These Men Are Marines
Embedded with Marines at al-Qaim in Western Anbar province in Iraq, W. Thomas Smith writes of them at The Tank on National Review Online.
Ramos, a 30-year-old, mellifluous-speaking Marine officer, who – even in this sand and heat – always looks as if he just stepped out of a recruiting poster, has only been here since April. But he exudes the same command presence that might be found in any more-seasoned combat veteran.
In fact, all the Marines out here are a reflection of commanders like Ramos. They remind me of my nephew’s high school wrestling team, only a few years older and a bit more severe.
War, the Anbar desert, and simply being a Marine makes you that way.
These men – no women out here (except the Iraqi terp I saw today) – are enduring elements that will make me never again complain about hot South Carolina summers. The Marines are constantly moving, functioning on small four-hour packages of sleep (sometimes less), and subsisting on Pop Tarts, Cheerios, and MREs. Sometimes, they eat steaks and ribs cooked by other Marines on the grill inside the BPs, the highlight of life out here.
They sleep in huge plywood and canvas “hootches,” basically giant tents. They relieve themselves in plastic “wag bags” or tubes sticking out of the ground. Cammie netting shields their battle positions from the searing sun. Razor wire, sandbag berms, and machine-guns mounted in towers protect them from enemy sappers and suicide bombers.
They unwind by reading books and watching DVDs from portable players. There is a single community computer at BP Tarawa with Internet access, but it’s very slow, the Internet signal is hit or miss; and somebody is always waiting in line to use it … even at 2:00 in the morning. Lots of time is spent sharing stories under the stars or in the hootches or outside of the combat operations center – real and imagined – of their greatest sexual conquests, and dreams of girls back home.They converse in simple sentences with clauses linked by all manner of profanity, but – like their battalion commander, Lt. Col. Bohm – most of them pray openly and unashamedly. They constantly rib each other and boast – a lot of broad chests and big egos out here – but no one is ever offended by the other. They love each other like brothers, but expect a lot out of the same. Here there is no room for weakness, and one who exhibits fear, laziness, or untrustworthiness is quickly isolated and dealt with.
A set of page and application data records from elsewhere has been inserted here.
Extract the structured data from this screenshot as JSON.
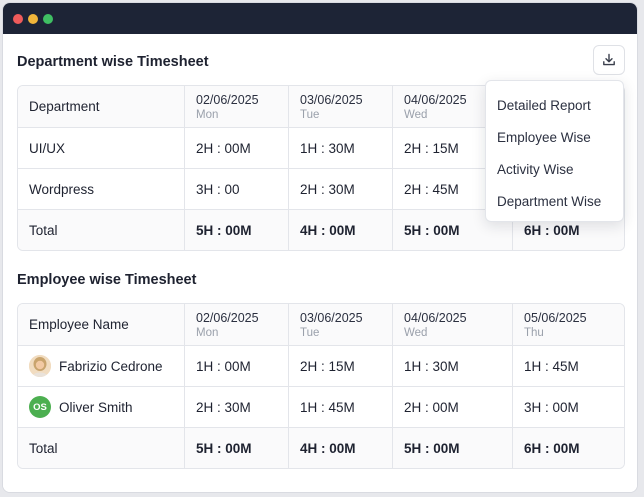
{
  "window": {
    "controls": [
      "close",
      "minimize",
      "maximize"
    ]
  },
  "dept_section": {
    "title": "Department wise Timesheet",
    "header": {
      "label": "Department",
      "dates": [
        {
          "date": "02/06/2025",
          "day": "Mon"
        },
        {
          "date": "03/06/2025",
          "day": "Tue"
        },
        {
          "date": "04/06/2025",
          "day": "Wed"
        }
      ]
    },
    "rows": [
      {
        "name": "UI/UX",
        "values": [
          "2H : 00M",
          "1H : 30M",
          "2H : 15M"
        ]
      },
      {
        "name": "Wordpress",
        "values": [
          "3H : 00",
          "2H : 30M",
          "2H : 45M"
        ]
      }
    ],
    "total": {
      "label": "Total",
      "values": [
        "5H : 00M",
        "4H : 00M",
        "5H : 00M",
        "6H : 00M"
      ]
    }
  },
  "emp_section": {
    "title": "Employee wise Timesheet",
    "header": {
      "label": "Employee Name",
      "dates": [
        {
          "date": "02/06/2025",
          "day": "Mon"
        },
        {
          "date": "03/06/2025",
          "day": "Tue"
        },
        {
          "date": "04/06/2025",
          "day": "Wed"
        },
        {
          "date": "05/06/2025",
          "day": "Thu"
        }
      ]
    },
    "rows": [
      {
        "name": "Fabrizio Cedrone",
        "avatar": "photo",
        "values": [
          "1H : 00M",
          "2H : 15M",
          "1H : 30M",
          "1H : 45M"
        ]
      },
      {
        "name": "Oliver Smith",
        "avatar": "OS",
        "avatar_color": "#4caf50",
        "values": [
          "2H : 30M",
          "1H : 45M",
          "2H : 00M",
          "3H : 00M"
        ]
      }
    ],
    "total": {
      "label": "Total",
      "values": [
        "5H : 00M",
        "4H : 00M",
        "5H : 00M",
        "6H : 00M"
      ]
    }
  },
  "toolbar": {
    "download_icon": "download-icon"
  },
  "dropdown": {
    "items": [
      "Detailed Report",
      "Employee Wise",
      "Activity Wise",
      "Department Wise"
    ]
  },
  "colors": {
    "titlebar": "#1d2436",
    "close": "#ee5b5b",
    "minimize": "#f0b53a",
    "maximize": "#3fbf63"
  }
}
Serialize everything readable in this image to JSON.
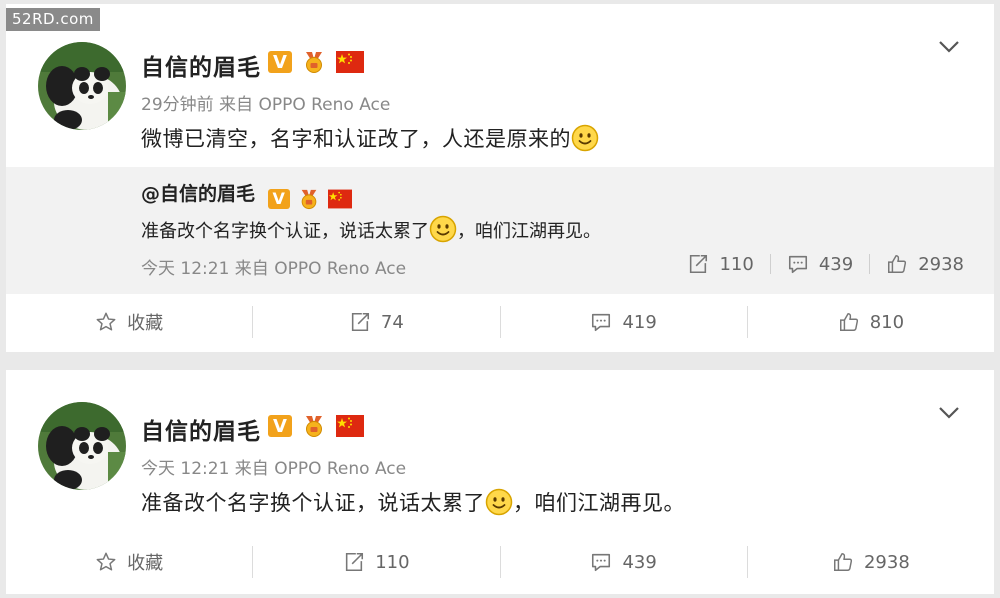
{
  "watermark": "52RD.com",
  "colors": {
    "accent": "#f2a21b",
    "flag": "#de2910",
    "text": "#222222",
    "muted": "#888888"
  },
  "post1": {
    "username": "自信的眉毛",
    "meta": "29分钟前 来自 OPPO Reno Ace",
    "text": "微博已清空，名字和认证改了，人还是原来的",
    "repost": {
      "username": "@自信的眉毛",
      "text_a": "准备改个名字换个认证，说话太累了",
      "text_b": "，咱们江湖再见。",
      "meta": "今天 12:21 来自 OPPO Reno Ace",
      "reposts": "110",
      "comments": "439",
      "likes": "2938"
    },
    "actions": {
      "favorite": "收藏",
      "reposts": "74",
      "comments": "419",
      "likes": "810"
    }
  },
  "post2": {
    "username": "自信的眉毛",
    "meta": "今天 12:21 来自 OPPO Reno Ace",
    "text_a": "准备改个名字换个认证，说话太累了",
    "text_b": "，咱们江湖再见。",
    "actions": {
      "favorite": "收藏",
      "reposts": "110",
      "comments": "439",
      "likes": "2938"
    }
  },
  "icons": [
    "star-icon",
    "repost-icon",
    "comment-icon",
    "thumbs-up-icon",
    "chevron-down-icon",
    "smile-emoji-icon",
    "verified-v-icon",
    "medal-icon",
    "china-flag-icon"
  ]
}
Every servicemember and veteran has good reason to take pride in the particular branch that defines their service. We each joined our respective branches for a reason. As Thomas writes of the Marines in the western Iraqi desert, it reminds me of why I chose the Marines: That rugged bravado, a truly iron-clad brotherhood with a self-imposed demand of higher standards and lower tolerance and a toughness subliminally enforced by the ghosts of such Marines as Dan Daly and Chesty Puller.
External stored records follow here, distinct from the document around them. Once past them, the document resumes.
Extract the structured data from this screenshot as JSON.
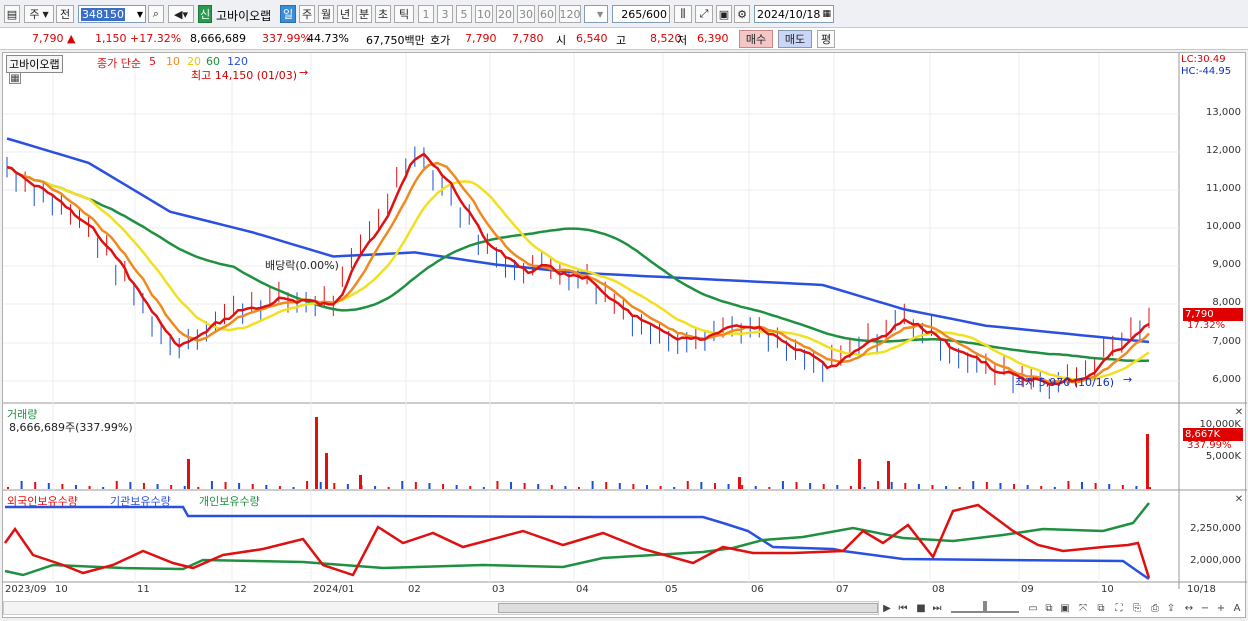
{
  "toolbar": {
    "market": "주",
    "prev_label": "전",
    "code": "348150",
    "new_badge": "신",
    "stock_name": "고바이오랩",
    "period_tabs": [
      "일",
      "주",
      "월",
      "년",
      "분",
      "초",
      "틱"
    ],
    "selected_period": "일",
    "intervals": [
      "1",
      "3",
      "5",
      "10",
      "20",
      "30",
      "60",
      "120"
    ],
    "count": "265",
    "count_total": "/600",
    "date": "2024/10/18"
  },
  "quote": {
    "price": "7,790",
    "change": "1,150",
    "change_pct": "+17.32%",
    "volume": "8,666,689",
    "volume_pct": "337.99%",
    "turnover": "44.73%",
    "amount": "67,750백만",
    "hoga_label": "호가",
    "ask": "7,790",
    "bid": "7,780",
    "open_label": "시",
    "open": "6,540",
    "high_label": "고",
    "high": "8,520",
    "low_label": "저",
    "low": "6,390",
    "buy_label": "매수",
    "sell_label": "매도",
    "eval_label": "평"
  },
  "price_panel": {
    "name_tag": "고바이오랩",
    "ma_title": "종가 단순",
    "ma_periods": [
      "5",
      "10",
      "20",
      "60",
      "120"
    ],
    "ma_colors": [
      "#e01010",
      "#f08a20",
      "#f2e020",
      "#1f9040",
      "#2a50e0"
    ],
    "high_note": "최고 14,150 (01/03)",
    "low_note": "최저 5,970 (10/16)",
    "dividend_note": "배당락(0.00%)",
    "lc": "LC:30.49",
    "hc": "HC:-44.95",
    "current_price": "7,790",
    "current_pct": "17.32%",
    "y_ticks": [
      "13,000",
      "12,000",
      "11,000",
      "10,000",
      "9,000",
      "8,000",
      "7,000",
      "6,000"
    ]
  },
  "volume_panel": {
    "title": "거래량",
    "value": "8,666,689주(337.99%)",
    "y_ticks": [
      "10,000K",
      "5,000K"
    ],
    "current": "8,667K",
    "current_pct": "337.99%"
  },
  "holdings_panel": {
    "legend": [
      "외국인보유수량",
      "기관보유수량",
      "개인보유수량"
    ],
    "legend_colors": [
      "#e01010",
      "#2a50e0",
      "#1f9040"
    ],
    "y_ticks": [
      "2,250,000",
      "2,000,000"
    ]
  },
  "x_axis": [
    "2023/09",
    "10",
    "11",
    "12",
    "2024/01",
    "02",
    "03",
    "04",
    "05",
    "06",
    "07",
    "08",
    "09",
    "10",
    "10/18"
  ],
  "chart_data": {
    "type": "line",
    "title": "",
    "xlabel": "",
    "ylabel": "",
    "ylim": [
      5700,
      14300
    ],
    "x": [
      "2023/09",
      "2023/10",
      "2023/11",
      "2023/12",
      "2024/01",
      "2024/02",
      "2024/03",
      "2024/04",
      "2024/05",
      "2024/06",
      "2024/07",
      "2024/08",
      "2024/09",
      "2024/10",
      "2024/10/18"
    ],
    "series": [
      {
        "name": "5",
        "values": [
          11500,
          10000,
          7100,
          8200,
          8200,
          12000,
          9200,
          8900,
          7300,
          7600,
          6500,
          7800,
          6500,
          6200,
          7790
        ]
      },
      {
        "name": "120",
        "values": [
          12200,
          11600,
          10400,
          9900,
          9300,
          9400,
          9100,
          8900,
          8800,
          8700,
          8600,
          8000,
          7600,
          7400,
          7200
        ]
      }
    ]
  }
}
All services instill pride in their men and women, and each has cause for such pride distinguished not only by their service, but by the specific traditions and honor of each branch. And we compete heartily among ourselves constantly trying - demanding - to best the others. And we respect each other, though some non-military types may observe and swear by our sharp banter that we must truly hate one another at times. We most certainly do not, though I do recall a few rather untidy Marine-Army unsanctioned 'gloveless group boxing matches' staking out 'bar territory' in a certain unspecified Mexican border town. After all, the invincibility of youth, testosterone and ego is a terrible thing to waste. But such is the capitalism of American military service. And competition breeds excellence.
Sailors take pride in their particular ship. Soldiers take pride in their particular unit. And veterans' decals on their vehicles reflect, with "Big Red 1's, " "Rangers," and "USS Enterprise" stickers to distinguish their service. Such specificity is rare among Marines. Our decals far more often than not say simply one thing: "Marines." In many cases, such as mine, even less. A simple, prominent Marine Corps emblem, the Eagle, Globe & Anchor.
We all make mistakes in our lives and live with regrets. One thing there are absolutely no regrets over is choosing to "Embrace the Suck," as we were fond of saying while griping about one menial duty, task or deployment or another. After all, we were Uncle Sam's Misguided Children (USMC).
As Americans, we love each of our branches of service and those who serve in them. As veterans, we each especially love the one we chose for our own reasons.
I thank W. Thomas Smith for reminding me tonight of my own reasons. I hope you will read it all, for these men are Marines.